━━ Material for this task

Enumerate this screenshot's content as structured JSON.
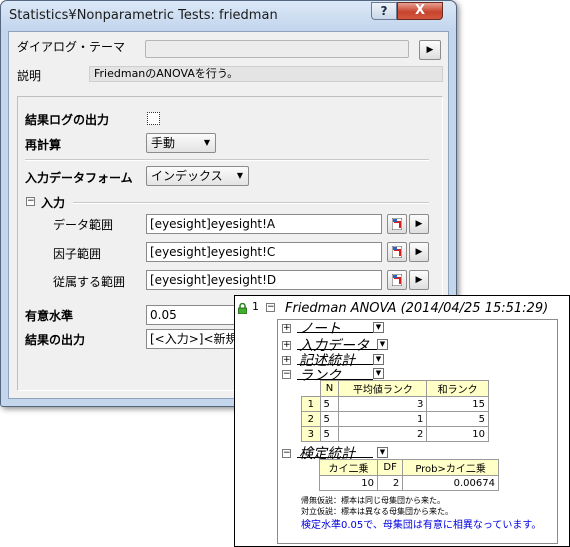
{
  "dialog": {
    "title": "Statistics¥Nonparametric Tests: friedman",
    "help_button": "?",
    "close_button": "X",
    "theme_label": "ダイアログ・テーマ",
    "theme_value": "",
    "desc_label": "説明",
    "desc_value": "FriedmanのANOVAを行う。",
    "log_output_label": "結果ログの出力",
    "recalc_label": "再計算",
    "recalc_value": "手動",
    "input_form_label": "入力データフォーム",
    "input_form_value": "インデックス",
    "input_group_label": "入力",
    "data_range_label": "データ範囲",
    "data_range_value": "[eyesight]eyesight!A",
    "factor_range_label": "因子範囲",
    "factor_range_value": "[eyesight]eyesight!C",
    "dependent_range_label": "従属する範囲",
    "dependent_range_value": "[eyesight]eyesight!D",
    "significance_label": "有意水準",
    "significance_value": "0.05",
    "result_output_label": "結果の出力",
    "result_output_value": "[<入力>]<新規>"
  },
  "report": {
    "row_number": "1",
    "title": "Friedman ANOVA (2014/04/25 15:51:29)",
    "nodes": {
      "notes": "ノート",
      "input_data": "入力データ",
      "descriptive": "記述統計",
      "rank": "ランク",
      "test_stats": "検定統計"
    },
    "rank_table": {
      "headers": [
        "N",
        "平均値ランク",
        "和ランク"
      ],
      "rows": [
        {
          "id": "1",
          "n": "5",
          "mean_rank": "3",
          "sum_rank": "15"
        },
        {
          "id": "2",
          "n": "5",
          "mean_rank": "1",
          "sum_rank": "5"
        },
        {
          "id": "3",
          "n": "5",
          "mean_rank": "2",
          "sum_rank": "10"
        }
      ]
    },
    "test_table": {
      "headers": [
        "カイ二乗",
        "DF",
        "Prob>カイ二乗"
      ],
      "values": [
        "10",
        "2",
        "0.00674"
      ]
    },
    "notes": {
      "null_hypothesis": "帰無仮説：標本は同じ母集団から来た。",
      "alt_hypothesis": "対立仮説：標本は異なる母集団から来た。",
      "conclusion": "検定水準0.05で、母集団は有意に相異なっています。"
    }
  }
}
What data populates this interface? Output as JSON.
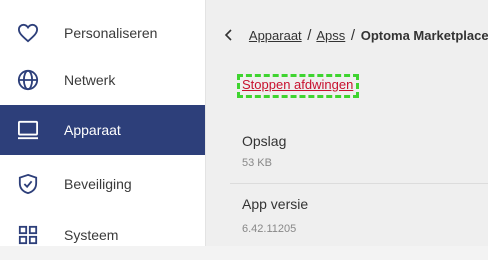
{
  "sidebar": {
    "items": [
      {
        "label": "Personaliseren",
        "icon": "heart-icon"
      },
      {
        "label": "Netwerk",
        "icon": "globe-icon"
      },
      {
        "label": "Apparaat",
        "icon": "monitor-icon",
        "active": true
      },
      {
        "label": "Beveiliging",
        "icon": "shield-check-icon"
      },
      {
        "label": "Systeem",
        "icon": "grid-icon"
      }
    ]
  },
  "breadcrumb": {
    "back_icon": "chevron-left-icon",
    "parts": [
      "Apparaat",
      "Apss"
    ],
    "current": "Optoma Marketplace"
  },
  "actions": {
    "force_stop": "Stoppen afdwingen"
  },
  "details": {
    "storage": {
      "label": "Opslag",
      "value": "53 KB"
    },
    "version": {
      "label": "App versie",
      "value": "6.42.11205"
    }
  },
  "colors": {
    "sidebar_active": "#2d3f7a",
    "force_stop_text": "#c8102e",
    "highlight_box": "#3fd430"
  }
}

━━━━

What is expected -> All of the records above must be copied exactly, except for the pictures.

Exercise output ->
Enumerate this screenshot's content as structured JSON.
{
  "dialog": {
    "title": "Statistics¥Nonparametric Tests: friedman",
    "help_button": "?",
    "close_button": "X",
    "theme_label": "ダイアログ・テーマ",
    "theme_value": "",
    "desc_label": "説明",
    "desc_value": "FriedmanのANOVAを行う。",
    "log_output_label": "結果ログの出力",
    "recalc_label": "再計算",
    "recalc_value": "手動",
    "input_form_label": "入力データフォーム",
    "input_form_value": "インデックス",
    "input_group_label": "入力",
    "data_range_label": "データ範囲",
    "data_range_value": "[eyesight]eyesight!A",
    "factor_range_label": "因子範囲",
    "factor_range_value": "[eyesight]eyesight!C",
    "dependent_range_label": "従属する範囲",
    "dependent_range_value": "[eyesight]eyesight!D",
    "significance_label": "有意水準",
    "significance_value": "0.05",
    "result_output_label": "結果の出力",
    "result_output_value": "[<入力>]<新規>"
  },
  "report": {
    "row_number": "1",
    "title": "Friedman ANOVA (2014/04/25 15:51:29)",
    "nodes": {
      "notes": "ノート",
      "input_data": "入力データ",
      "descriptive": "記述統計",
      "rank": "ランク",
      "test_stats": "検定統計"
    },
    "rank_table": {
      "headers": [
        "N",
        "平均値ランク",
        "和ランク"
      ],
      "rows": [
        {
          "id": "1",
          "n": "5",
          "mean_rank": "3",
          "sum_rank": "15"
        },
        {
          "id": "2",
          "n": "5",
          "mean_rank": "1",
          "sum_rank": "5"
        },
        {
          "id": "3",
          "n": "5",
          "mean_rank": "2",
          "sum_rank": "10"
        }
      ]
    },
    "test_table": {
      "headers": [
        "カイ二乗",
        "DF",
        "Prob>カイ二乗"
      ],
      "values": [
        "10",
        "2",
        "0.00674"
      ]
    },
    "notes": {
      "null_hypothesis": "帰無仮説：標本は同じ母集団から来た。",
      "alt_hypothesis": "対立仮説：標本は異なる母集団から来た。",
      "conclusion": "検定水準0.05で、母集団は有意に相異なっています。"
    }
  }
}
What data populates this interface? Output as JSON.
{
  "sidebar": {
    "items": [
      {
        "label": "Personaliseren",
        "icon": "heart-icon"
      },
      {
        "label": "Netwerk",
        "icon": "globe-icon"
      },
      {
        "label": "Apparaat",
        "icon": "monitor-icon",
        "active": true
      },
      {
        "label": "Beveiliging",
        "icon": "shield-check-icon"
      },
      {
        "label": "Systeem",
        "icon": "grid-icon"
      }
    ]
  },
  "breadcrumb": {
    "back_icon": "chevron-left-icon",
    "parts": [
      "Apparaat",
      "Apss"
    ],
    "current": "Optoma Marketplace"
  },
  "actions": {
    "force_stop": "Stoppen afdwingen"
  },
  "details": {
    "storage": {
      "label": "Opslag",
      "value": "53 KB"
    },
    "version": {
      "label": "App versie",
      "value": "6.42.11205"
    }
  },
  "colors": {
    "sidebar_active": "#2d3f7a",
    "force_stop_text": "#c8102e",
    "highlight_box": "#3fd430"
  }
}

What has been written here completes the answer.